> [Task description]:
Lines holding the word "User" are the ones to copy from the data below.

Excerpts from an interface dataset
══════

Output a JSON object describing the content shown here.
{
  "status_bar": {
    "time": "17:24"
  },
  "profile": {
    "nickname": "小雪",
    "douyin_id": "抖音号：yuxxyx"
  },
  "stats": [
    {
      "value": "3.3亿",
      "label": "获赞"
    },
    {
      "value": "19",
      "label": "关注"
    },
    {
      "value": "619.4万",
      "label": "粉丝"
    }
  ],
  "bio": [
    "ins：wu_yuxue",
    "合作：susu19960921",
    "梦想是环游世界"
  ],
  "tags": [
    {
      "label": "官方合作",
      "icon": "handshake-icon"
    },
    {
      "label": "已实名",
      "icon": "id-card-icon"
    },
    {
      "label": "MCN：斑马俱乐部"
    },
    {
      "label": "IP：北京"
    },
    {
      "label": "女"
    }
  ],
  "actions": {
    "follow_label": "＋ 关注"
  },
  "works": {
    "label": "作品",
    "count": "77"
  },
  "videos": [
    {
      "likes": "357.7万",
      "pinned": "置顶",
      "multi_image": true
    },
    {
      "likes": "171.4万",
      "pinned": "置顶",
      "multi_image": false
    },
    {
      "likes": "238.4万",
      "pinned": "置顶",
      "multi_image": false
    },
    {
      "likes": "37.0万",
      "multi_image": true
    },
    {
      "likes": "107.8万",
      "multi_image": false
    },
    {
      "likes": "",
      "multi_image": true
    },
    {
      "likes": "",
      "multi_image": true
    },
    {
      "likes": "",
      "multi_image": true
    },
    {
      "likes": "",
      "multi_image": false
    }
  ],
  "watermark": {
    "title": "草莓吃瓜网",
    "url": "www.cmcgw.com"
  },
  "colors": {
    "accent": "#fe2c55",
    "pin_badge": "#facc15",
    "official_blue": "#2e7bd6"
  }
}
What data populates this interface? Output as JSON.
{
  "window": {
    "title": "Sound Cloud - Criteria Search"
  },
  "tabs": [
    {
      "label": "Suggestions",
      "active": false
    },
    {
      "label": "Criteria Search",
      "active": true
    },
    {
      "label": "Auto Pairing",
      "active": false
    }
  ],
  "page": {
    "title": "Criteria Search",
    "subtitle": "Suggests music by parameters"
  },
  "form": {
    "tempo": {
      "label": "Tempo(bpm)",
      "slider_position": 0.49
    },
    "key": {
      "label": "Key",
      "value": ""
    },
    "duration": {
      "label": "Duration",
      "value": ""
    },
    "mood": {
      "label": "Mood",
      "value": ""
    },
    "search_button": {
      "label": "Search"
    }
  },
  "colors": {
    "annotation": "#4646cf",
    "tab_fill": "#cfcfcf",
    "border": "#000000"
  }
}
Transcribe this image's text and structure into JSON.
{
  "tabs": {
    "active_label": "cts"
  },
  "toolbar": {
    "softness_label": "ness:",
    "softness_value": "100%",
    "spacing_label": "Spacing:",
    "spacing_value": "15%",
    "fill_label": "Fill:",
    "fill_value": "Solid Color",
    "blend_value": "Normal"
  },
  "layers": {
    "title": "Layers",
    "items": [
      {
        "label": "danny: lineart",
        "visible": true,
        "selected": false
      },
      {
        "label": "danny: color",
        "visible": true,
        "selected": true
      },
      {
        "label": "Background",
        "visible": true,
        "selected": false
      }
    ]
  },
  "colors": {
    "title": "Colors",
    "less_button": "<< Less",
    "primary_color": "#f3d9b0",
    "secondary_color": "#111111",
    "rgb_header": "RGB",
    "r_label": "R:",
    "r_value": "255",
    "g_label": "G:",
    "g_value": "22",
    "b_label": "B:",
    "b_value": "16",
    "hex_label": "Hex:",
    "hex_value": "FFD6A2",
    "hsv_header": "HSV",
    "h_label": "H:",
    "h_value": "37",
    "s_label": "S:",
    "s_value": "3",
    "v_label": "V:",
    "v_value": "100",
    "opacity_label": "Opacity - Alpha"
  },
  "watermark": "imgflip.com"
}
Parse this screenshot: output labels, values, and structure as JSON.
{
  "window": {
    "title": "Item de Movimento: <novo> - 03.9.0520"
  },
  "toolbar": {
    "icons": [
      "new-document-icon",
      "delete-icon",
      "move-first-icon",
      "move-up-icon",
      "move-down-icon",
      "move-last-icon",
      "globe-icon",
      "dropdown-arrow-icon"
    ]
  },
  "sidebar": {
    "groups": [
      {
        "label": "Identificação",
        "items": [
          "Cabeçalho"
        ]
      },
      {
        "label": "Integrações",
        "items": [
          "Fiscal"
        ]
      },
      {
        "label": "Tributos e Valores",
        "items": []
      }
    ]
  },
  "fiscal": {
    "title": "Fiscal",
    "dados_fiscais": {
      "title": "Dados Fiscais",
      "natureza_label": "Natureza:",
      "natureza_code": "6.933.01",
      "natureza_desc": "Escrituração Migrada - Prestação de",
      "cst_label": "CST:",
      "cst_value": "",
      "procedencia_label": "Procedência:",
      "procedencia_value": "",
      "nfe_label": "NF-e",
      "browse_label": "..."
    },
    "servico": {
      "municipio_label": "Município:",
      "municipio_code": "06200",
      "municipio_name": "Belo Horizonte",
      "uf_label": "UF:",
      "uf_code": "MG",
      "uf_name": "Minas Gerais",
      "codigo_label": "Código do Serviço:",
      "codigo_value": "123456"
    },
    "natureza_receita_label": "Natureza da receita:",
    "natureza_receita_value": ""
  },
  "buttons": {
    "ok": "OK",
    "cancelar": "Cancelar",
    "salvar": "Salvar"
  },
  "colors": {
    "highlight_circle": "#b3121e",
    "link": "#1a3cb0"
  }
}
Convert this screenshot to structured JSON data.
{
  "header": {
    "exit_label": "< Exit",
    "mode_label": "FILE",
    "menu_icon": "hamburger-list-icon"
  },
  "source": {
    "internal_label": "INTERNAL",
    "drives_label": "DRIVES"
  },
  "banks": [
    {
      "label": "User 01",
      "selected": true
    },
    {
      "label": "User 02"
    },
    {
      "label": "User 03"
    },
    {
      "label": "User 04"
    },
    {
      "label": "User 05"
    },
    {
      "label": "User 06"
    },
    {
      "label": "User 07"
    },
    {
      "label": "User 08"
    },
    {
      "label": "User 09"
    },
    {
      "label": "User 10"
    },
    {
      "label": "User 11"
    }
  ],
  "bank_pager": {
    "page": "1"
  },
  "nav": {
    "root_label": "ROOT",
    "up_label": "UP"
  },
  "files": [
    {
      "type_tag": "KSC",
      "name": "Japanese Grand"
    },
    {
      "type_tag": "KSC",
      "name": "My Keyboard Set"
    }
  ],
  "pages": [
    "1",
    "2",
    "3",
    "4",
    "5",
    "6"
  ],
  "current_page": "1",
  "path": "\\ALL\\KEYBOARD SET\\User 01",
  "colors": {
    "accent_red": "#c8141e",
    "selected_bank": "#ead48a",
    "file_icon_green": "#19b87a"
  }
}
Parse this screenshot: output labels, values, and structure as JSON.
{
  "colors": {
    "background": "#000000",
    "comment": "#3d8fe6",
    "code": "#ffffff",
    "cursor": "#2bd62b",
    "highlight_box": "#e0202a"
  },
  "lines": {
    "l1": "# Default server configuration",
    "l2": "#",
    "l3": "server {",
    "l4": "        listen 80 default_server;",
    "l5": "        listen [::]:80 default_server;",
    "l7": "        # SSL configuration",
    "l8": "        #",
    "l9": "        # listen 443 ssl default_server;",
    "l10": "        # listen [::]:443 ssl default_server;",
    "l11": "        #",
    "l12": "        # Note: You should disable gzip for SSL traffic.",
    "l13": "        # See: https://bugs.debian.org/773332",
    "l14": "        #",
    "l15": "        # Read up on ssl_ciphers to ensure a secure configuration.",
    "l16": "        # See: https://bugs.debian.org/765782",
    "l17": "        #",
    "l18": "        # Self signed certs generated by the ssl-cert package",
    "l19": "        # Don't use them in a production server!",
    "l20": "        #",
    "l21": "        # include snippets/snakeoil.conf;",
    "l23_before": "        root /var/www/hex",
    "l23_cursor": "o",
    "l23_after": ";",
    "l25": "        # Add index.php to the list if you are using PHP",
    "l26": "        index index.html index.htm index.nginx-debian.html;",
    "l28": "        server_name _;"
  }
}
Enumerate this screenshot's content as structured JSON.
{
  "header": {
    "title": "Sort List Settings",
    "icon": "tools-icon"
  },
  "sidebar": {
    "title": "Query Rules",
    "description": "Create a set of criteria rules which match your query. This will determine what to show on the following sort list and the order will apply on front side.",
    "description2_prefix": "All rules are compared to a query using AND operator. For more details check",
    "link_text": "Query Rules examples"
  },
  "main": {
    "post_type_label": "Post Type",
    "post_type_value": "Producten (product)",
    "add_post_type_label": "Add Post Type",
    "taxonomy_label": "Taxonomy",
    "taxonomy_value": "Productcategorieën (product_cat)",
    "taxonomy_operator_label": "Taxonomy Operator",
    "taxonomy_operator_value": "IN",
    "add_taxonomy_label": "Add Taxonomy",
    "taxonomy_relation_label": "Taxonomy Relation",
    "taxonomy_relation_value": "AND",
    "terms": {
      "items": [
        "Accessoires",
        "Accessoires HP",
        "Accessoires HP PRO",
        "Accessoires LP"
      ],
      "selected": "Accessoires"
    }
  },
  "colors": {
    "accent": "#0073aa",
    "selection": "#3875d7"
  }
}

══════

> [Task response]:
      "label": "User 01",
      "label": "User 02"
      "label": "User 03"
      "label": "User 04"
      "label": "User 05"
      "label": "User 06"
      "label": "User 07"
      "label": "User 08"
      "label": "User 09"
      "label": "User 10"
      "label": "User 11"
  "path": "\\ALL\\KEYBOARD SET\\User 01",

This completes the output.